## [Task item]
Using the records below, report how many lines include "woman", and give no more than the number.

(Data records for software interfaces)

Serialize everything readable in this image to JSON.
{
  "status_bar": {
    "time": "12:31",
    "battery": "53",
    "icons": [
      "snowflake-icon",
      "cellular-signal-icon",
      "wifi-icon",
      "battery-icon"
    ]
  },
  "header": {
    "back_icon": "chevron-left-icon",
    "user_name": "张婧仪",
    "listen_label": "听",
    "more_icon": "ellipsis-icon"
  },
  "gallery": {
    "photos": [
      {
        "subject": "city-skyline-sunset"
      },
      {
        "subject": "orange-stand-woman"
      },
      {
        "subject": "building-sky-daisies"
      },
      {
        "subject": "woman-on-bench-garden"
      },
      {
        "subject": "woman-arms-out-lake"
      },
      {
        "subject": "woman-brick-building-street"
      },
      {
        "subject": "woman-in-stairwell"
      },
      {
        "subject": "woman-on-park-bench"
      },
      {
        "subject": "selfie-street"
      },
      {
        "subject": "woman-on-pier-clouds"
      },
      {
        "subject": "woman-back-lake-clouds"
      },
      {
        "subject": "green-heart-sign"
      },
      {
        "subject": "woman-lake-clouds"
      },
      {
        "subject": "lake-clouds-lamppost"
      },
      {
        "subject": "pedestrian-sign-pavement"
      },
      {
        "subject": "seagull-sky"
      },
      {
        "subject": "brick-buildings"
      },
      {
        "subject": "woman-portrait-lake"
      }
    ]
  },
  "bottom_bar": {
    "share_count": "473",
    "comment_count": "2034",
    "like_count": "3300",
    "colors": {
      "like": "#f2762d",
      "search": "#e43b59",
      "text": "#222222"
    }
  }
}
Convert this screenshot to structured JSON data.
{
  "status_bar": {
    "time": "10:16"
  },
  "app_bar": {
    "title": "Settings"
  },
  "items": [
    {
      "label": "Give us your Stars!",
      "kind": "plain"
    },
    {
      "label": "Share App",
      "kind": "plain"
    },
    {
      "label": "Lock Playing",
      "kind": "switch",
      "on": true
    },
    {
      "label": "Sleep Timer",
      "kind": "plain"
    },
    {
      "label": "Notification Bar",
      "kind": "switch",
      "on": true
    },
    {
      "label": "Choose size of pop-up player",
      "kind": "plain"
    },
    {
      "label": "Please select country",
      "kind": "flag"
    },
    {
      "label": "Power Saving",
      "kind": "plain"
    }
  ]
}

## [Solution for this problem]
10